Dances in the basement of the old church,
With the Grouse Creek Orchestra a playin’,
Kids sleepin’ on the benches up on the stage’
While their moms and dads were a dancin’.
Grandma showing us how to catch fish,
Over at the Etna Reservoir,
Know that if we caught enough,
A delicious dinner we’d have for sure.
The smell of burning cedar wood,
Fresh eggs cookin’ in bacon grease,
Sourdough biscuits cookin’ in the oven,
Kneelin’ in prayer before we would eat.
The pungent smell of warm raw milk,
Being poured in the hand separator,
The sound of it a turnin’ and a humin’,
Grandma usin’ the cream to make fresh butter.
Chasing a horse around the pasture,
Trying to get that darned bridle on,
Only to have Grandpa tell me,
Once again you put it on wrong.
The strong smell of burning hair,
While branding newborn calves,
And listening to them bellar,
While putting in the metal ear tags.
Working all day in the hot sun,
And lifting heavy bales of hay,
Trying to load them on the slip,
Before the tractor pulled it away.
The old pump organ a playin’
Those old familiar church songs,
Raida playin’ and Naomi a leadin’
And everyone singin’ along.
Choppin’ and cuttin’ up dead cedar trees,
At night under the big yard light,
Deterimed to fill the wood box,
Makin’ sure it was stacked just right.
Ignoring Grandmas final words,
Wynn don’t play with that washer ringer,
Only to have that old washin’ machine,
Nearly tear off my index finger.
The sound of the back gate slammin’,
As all of us grandkids ran away,
To play make believe in the old house,
Or play hide and seek in a stack of hay.
Coyote pups a howlin’ to each other,
Way off in the dark, dark night,
With stars from horizon to horizon,
Oh what a beautiful sight.
Hearin’ wind a blowin’ through the trees
The smell of a welcome spring rain,
The sound of gravel under hoof,
As cowboys rode their horses up the lane.
Makin’ a daily trip to the Co-op,
To visit friends and buy a cold pop,
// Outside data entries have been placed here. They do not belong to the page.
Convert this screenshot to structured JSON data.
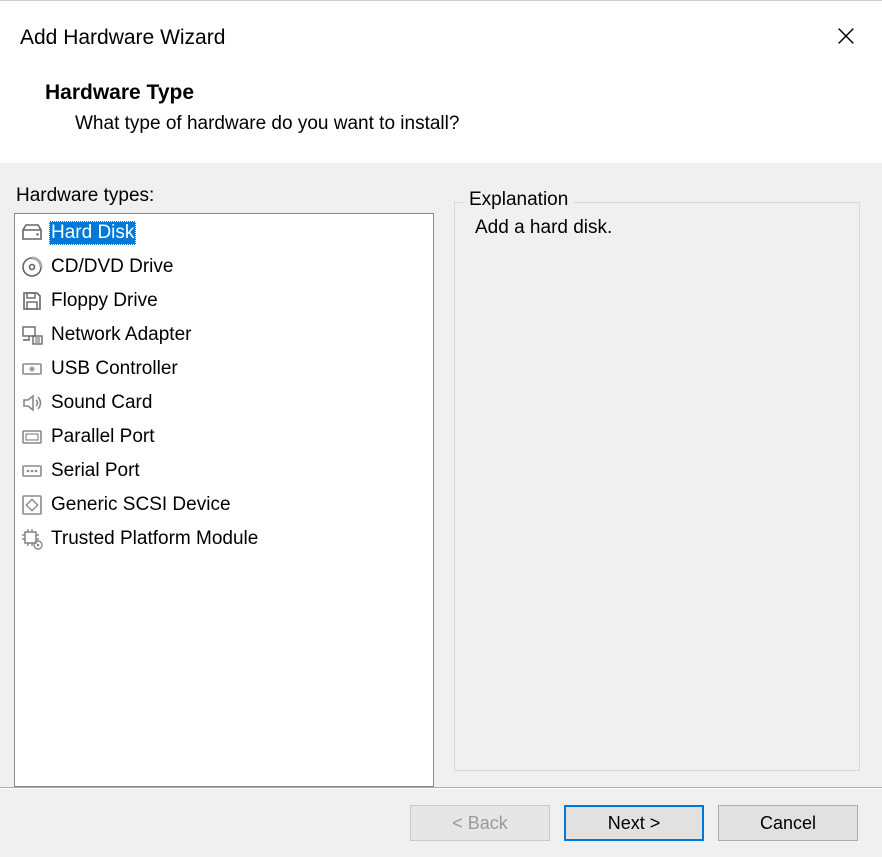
{
  "dialog": {
    "title": "Add Hardware Wizard",
    "heading": "Hardware Type",
    "subheading": "What type of hardware do you want to install?"
  },
  "list": {
    "label": "Hardware types:",
    "items": [
      {
        "label": "Hard Disk",
        "icon": "hard-disk-icon",
        "selected": true
      },
      {
        "label": "CD/DVD Drive",
        "icon": "cd-dvd-icon",
        "selected": false
      },
      {
        "label": "Floppy Drive",
        "icon": "floppy-icon",
        "selected": false
      },
      {
        "label": "Network Adapter",
        "icon": "network-adapter-icon",
        "selected": false
      },
      {
        "label": "USB Controller",
        "icon": "usb-icon",
        "selected": false
      },
      {
        "label": "Sound Card",
        "icon": "sound-card-icon",
        "selected": false
      },
      {
        "label": "Parallel Port",
        "icon": "parallel-port-icon",
        "selected": false
      },
      {
        "label": "Serial Port",
        "icon": "serial-port-icon",
        "selected": false
      },
      {
        "label": "Generic SCSI Device",
        "icon": "scsi-icon",
        "selected": false
      },
      {
        "label": "Trusted Platform Module",
        "icon": "tpm-icon",
        "selected": false
      }
    ]
  },
  "explanation": {
    "legend": "Explanation",
    "text": "Add a hard disk."
  },
  "footer": {
    "back": "< Back",
    "next": "Next >",
    "cancel": "Cancel"
  }
}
Until the store keeper Merlin got tired of us,
And ran us off with his cattle hot shot.
To each our Grouse Creek memories,
May not be all the same,
But if your memories are bad ones,
You’ve got no one else to blame.
THANKS TO MY GRANDPARENTS WINFRED CHARLES KIMBER AND OLIVE TANNER KIMBER (originally posted 2012)